- _HOW TO COMPLETE THIS TASK_
The whole listing below should be retyped exactly, without any images.

- _TASK DATA_

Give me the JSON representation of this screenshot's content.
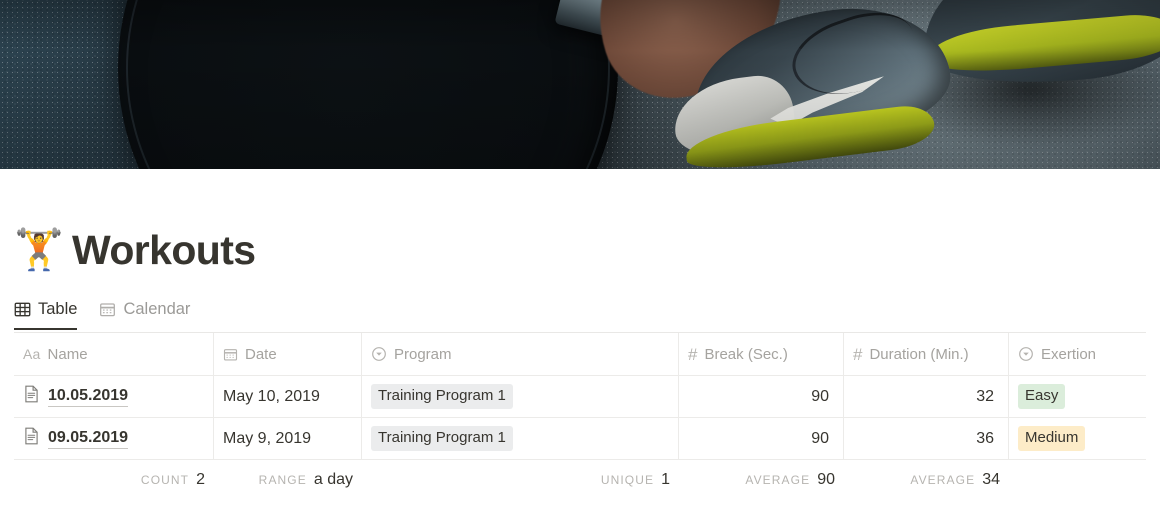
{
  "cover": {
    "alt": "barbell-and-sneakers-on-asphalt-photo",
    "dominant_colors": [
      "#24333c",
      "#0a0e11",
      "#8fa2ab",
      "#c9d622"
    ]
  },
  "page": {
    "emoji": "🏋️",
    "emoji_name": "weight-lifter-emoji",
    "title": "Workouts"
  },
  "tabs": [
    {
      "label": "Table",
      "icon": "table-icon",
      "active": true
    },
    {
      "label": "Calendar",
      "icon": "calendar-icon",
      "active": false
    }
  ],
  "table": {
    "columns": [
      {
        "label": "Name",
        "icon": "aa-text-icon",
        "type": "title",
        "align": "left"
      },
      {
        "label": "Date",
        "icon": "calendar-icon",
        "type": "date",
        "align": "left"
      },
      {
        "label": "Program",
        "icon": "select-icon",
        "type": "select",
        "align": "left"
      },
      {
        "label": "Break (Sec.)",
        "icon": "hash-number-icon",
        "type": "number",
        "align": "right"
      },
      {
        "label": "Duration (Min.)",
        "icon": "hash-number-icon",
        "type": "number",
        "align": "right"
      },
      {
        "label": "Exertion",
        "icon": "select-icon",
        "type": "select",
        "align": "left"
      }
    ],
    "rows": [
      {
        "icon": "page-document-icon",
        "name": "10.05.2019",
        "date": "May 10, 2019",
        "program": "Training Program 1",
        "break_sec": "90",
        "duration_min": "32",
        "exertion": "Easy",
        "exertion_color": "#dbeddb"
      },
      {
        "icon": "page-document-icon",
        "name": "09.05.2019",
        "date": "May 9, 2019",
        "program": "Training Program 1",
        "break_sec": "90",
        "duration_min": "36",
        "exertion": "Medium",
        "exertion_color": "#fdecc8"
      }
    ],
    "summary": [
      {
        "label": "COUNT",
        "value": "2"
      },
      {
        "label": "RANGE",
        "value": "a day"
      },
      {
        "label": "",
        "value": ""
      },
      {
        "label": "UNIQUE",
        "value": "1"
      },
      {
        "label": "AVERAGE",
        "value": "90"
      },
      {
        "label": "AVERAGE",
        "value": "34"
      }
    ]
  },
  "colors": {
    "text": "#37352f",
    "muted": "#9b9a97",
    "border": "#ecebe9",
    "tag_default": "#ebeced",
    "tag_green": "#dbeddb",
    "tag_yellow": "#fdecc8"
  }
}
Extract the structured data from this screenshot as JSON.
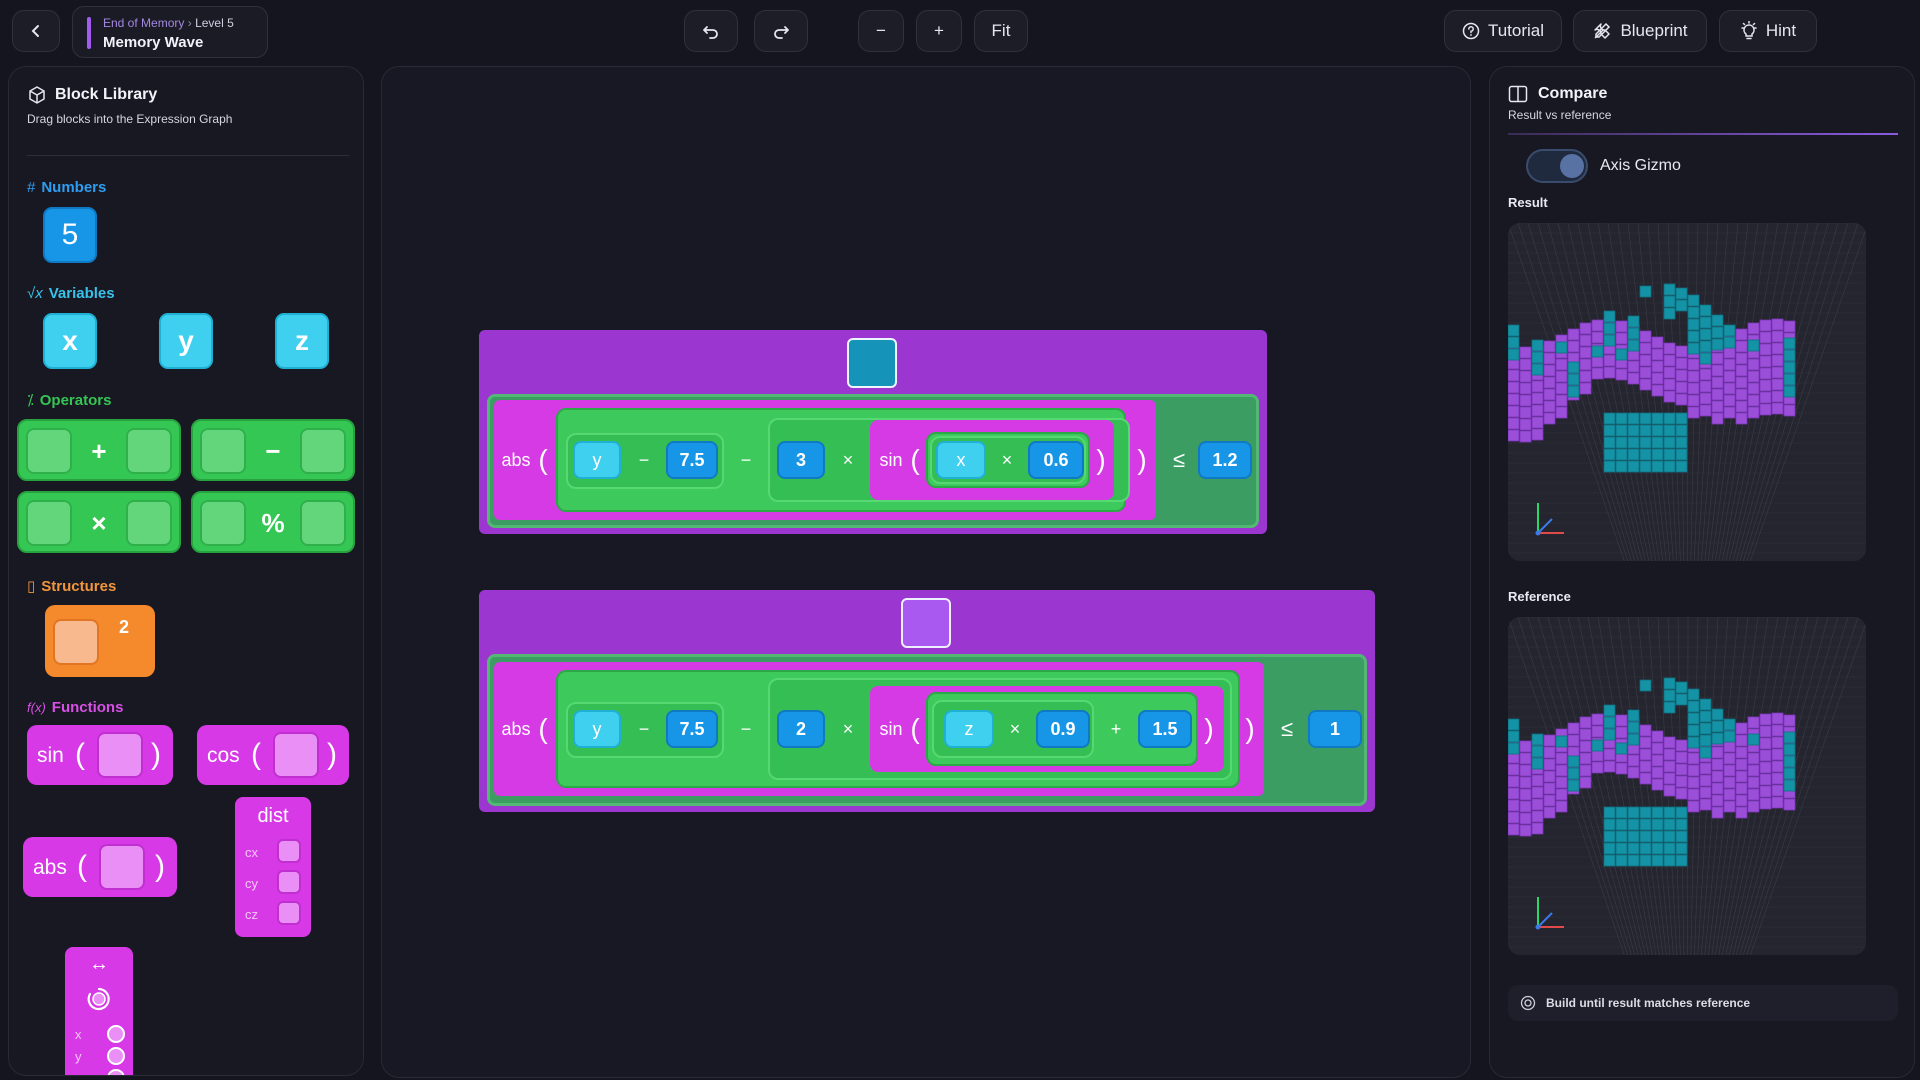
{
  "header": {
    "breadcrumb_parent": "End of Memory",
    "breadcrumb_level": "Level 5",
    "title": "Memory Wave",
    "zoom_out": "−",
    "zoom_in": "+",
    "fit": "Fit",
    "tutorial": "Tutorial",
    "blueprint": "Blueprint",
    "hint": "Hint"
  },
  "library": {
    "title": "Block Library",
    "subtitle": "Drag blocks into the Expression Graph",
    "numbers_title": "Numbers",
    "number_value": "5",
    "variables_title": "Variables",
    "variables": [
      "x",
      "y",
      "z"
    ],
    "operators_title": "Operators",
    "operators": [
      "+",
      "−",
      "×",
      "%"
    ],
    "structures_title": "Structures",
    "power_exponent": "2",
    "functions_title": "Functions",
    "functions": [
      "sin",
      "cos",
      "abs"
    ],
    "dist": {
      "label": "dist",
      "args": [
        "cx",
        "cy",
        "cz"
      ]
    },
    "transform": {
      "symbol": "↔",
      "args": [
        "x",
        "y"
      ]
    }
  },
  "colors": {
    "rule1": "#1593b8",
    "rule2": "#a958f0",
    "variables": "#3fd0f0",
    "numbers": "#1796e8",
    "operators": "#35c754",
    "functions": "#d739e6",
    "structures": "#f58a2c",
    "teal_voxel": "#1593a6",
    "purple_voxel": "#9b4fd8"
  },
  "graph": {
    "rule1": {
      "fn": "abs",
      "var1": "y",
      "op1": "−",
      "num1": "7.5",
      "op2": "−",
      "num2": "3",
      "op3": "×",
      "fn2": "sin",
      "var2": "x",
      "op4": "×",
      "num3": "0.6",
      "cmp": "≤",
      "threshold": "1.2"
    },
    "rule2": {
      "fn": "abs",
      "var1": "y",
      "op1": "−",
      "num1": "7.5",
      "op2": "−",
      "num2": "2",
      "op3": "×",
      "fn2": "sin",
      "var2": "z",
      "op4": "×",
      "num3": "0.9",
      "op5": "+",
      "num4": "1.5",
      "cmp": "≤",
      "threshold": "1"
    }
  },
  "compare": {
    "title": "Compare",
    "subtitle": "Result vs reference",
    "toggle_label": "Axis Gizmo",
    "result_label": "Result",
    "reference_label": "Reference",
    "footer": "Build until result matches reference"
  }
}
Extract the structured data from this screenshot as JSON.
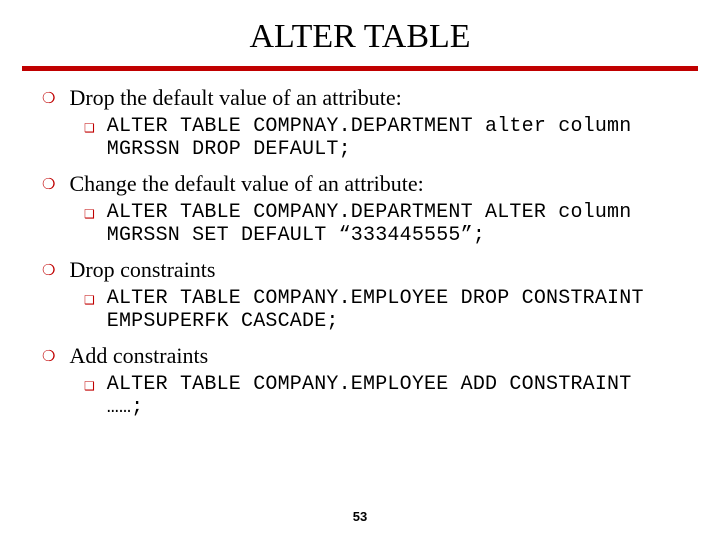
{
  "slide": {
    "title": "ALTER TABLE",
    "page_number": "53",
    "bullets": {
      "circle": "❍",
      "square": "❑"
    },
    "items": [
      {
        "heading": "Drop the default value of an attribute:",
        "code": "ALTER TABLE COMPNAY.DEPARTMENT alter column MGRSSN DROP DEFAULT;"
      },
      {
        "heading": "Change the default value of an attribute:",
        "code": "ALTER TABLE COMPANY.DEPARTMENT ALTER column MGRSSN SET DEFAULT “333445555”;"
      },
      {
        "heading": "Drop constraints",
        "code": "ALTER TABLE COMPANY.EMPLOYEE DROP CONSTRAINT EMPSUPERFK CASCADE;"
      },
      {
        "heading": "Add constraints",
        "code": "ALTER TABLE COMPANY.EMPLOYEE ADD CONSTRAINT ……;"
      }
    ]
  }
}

- _COMPLETED EXERCISE_
Give me the JSON representation of this screenshot's content.
{
  "cover": {
    "alt": "barbell-and-sneakers-on-asphalt-photo",
    "dominant_colors": [
      "#24333c",
      "#0a0e11",
      "#8fa2ab",
      "#c9d622"
    ]
  },
  "page": {
    "emoji": "🏋️",
    "emoji_name": "weight-lifter-emoji",
    "title": "Workouts"
  },
  "tabs": [
    {
      "label": "Table",
      "icon": "table-icon",
      "active": true
    },
    {
      "label": "Calendar",
      "icon": "calendar-icon",
      "active": false
    }
  ],
  "table": {
    "columns": [
      {
        "label": "Name",
        "icon": "aa-text-icon",
        "type": "title",
        "align": "left"
      },
      {
        "label": "Date",
        "icon": "calendar-icon",
        "type": "date",
        "align": "left"
      },
      {
        "label": "Program",
        "icon": "select-icon",
        "type": "select",
        "align": "left"
      },
      {
        "label": "Break (Sec.)",
        "icon": "hash-number-icon",
        "type": "number",
        "align": "right"
      },
      {
        "label": "Duration (Min.)",
        "icon": "hash-number-icon",
        "type": "number",
        "align": "right"
      },
      {
        "label": "Exertion",
        "icon": "select-icon",
        "type": "select",
        "align": "left"
      }
    ],
    "rows": [
      {
        "icon": "page-document-icon",
        "name": "10.05.2019",
        "date": "May 10, 2019",
        "program": "Training Program 1",
        "break_sec": "90",
        "duration_min": "32",
        "exertion": "Easy",
        "exertion_color": "#dbeddb"
      },
      {
        "icon": "page-document-icon",
        "name": "09.05.2019",
        "date": "May 9, 2019",
        "program": "Training Program 1",
        "break_sec": "90",
        "duration_min": "36",
        "exertion": "Medium",
        "exertion_color": "#fdecc8"
      }
    ],
    "summary": [
      {
        "label": "COUNT",
        "value": "2"
      },
      {
        "label": "RANGE",
        "value": "a day"
      },
      {
        "label": "",
        "value": ""
      },
      {
        "label": "UNIQUE",
        "value": "1"
      },
      {
        "label": "AVERAGE",
        "value": "90"
      },
      {
        "label": "AVERAGE",
        "value": "34"
      }
    ]
  },
  "colors": {
    "text": "#37352f",
    "muted": "#9b9a97",
    "border": "#ecebe9",
    "tag_default": "#ebeced",
    "tag_green": "#dbeddb",
    "tag_yellow": "#fdecc8"
  }
}
Extract the structured data from this screenshot as JSON.
{
  "header": {
    "breadcrumb_parent": "End of Memory",
    "breadcrumb_level": "Level 5",
    "title": "Memory Wave",
    "zoom_out": "−",
    "zoom_in": "+",
    "fit": "Fit",
    "tutorial": "Tutorial",
    "blueprint": "Blueprint",
    "hint": "Hint"
  },
  "library": {
    "title": "Block Library",
    "subtitle": "Drag blocks into the Expression Graph",
    "numbers_title": "Numbers",
    "number_value": "5",
    "variables_title": "Variables",
    "variables": [
      "x",
      "y",
      "z"
    ],
    "operators_title": "Operators",
    "operators": [
      "+",
      "−",
      "×",
      "%"
    ],
    "structures_title": "Structures",
    "power_exponent": "2",
    "functions_title": "Functions",
    "functions": [
      "sin",
      "cos",
      "abs"
    ],
    "dist": {
      "label": "dist",
      "args": [
        "cx",
        "cy",
        "cz"
      ]
    },
    "transform": {
      "symbol": "↔",
      "args": [
        "x",
        "y"
      ]
    }
  },
  "colors": {
    "rule1": "#1593b8",
    "rule2": "#a958f0",
    "variables": "#3fd0f0",
    "numbers": "#1796e8",
    "operators": "#35c754",
    "functions": "#d739e6",
    "structures": "#f58a2c",
    "teal_voxel": "#1593a6",
    "purple_voxel": "#9b4fd8"
  },
  "graph": {
    "rule1": {
      "fn": "abs",
      "var1": "y",
      "op1": "−",
      "num1": "7.5",
      "op2": "−",
      "num2": "3",
      "op3": "×",
      "fn2": "sin",
      "var2": "x",
      "op4": "×",
      "num3": "0.6",
      "cmp": "≤",
      "threshold": "1.2"
    },
    "rule2": {
      "fn": "abs",
      "var1": "y",
      "op1": "−",
      "num1": "7.5",
      "op2": "−",
      "num2": "2",
      "op3": "×",
      "fn2": "sin",
      "var2": "z",
      "op4": "×",
      "num3": "0.9",
      "op5": "+",
      "num4": "1.5",
      "cmp": "≤",
      "threshold": "1"
    }
  },
  "compare": {
    "title": "Compare",
    "subtitle": "Result vs reference",
    "toggle_label": "Axis Gizmo",
    "result_label": "Result",
    "reference_label": "Reference",
    "footer": "Build until result matches reference"
  }
}
Extract the structured data from this screenshot as JSON.
{
  "slide": {
    "title": "ALTER TABLE",
    "page_number": "53",
    "bullets": {
      "circle": "❍",
      "square": "❑"
    },
    "items": [
      {
        "heading": "Drop the default value of an attribute:",
        "code": "ALTER TABLE COMPNAY.DEPARTMENT alter column MGRSSN DROP DEFAULT;"
      },
      {
        "heading": "Change the default value of an attribute:",
        "code": "ALTER TABLE COMPANY.DEPARTMENT ALTER column MGRSSN SET DEFAULT “333445555”;"
      },
      {
        "heading": "Drop constraints",
        "code": "ALTER TABLE COMPANY.EMPLOYEE DROP CONSTRAINT EMPSUPERFK CASCADE;"
      },
      {
        "heading": "Add constraints",
        "code": "ALTER TABLE COMPANY.EMPLOYEE ADD CONSTRAINT ……;"
      }
    ]
  }
}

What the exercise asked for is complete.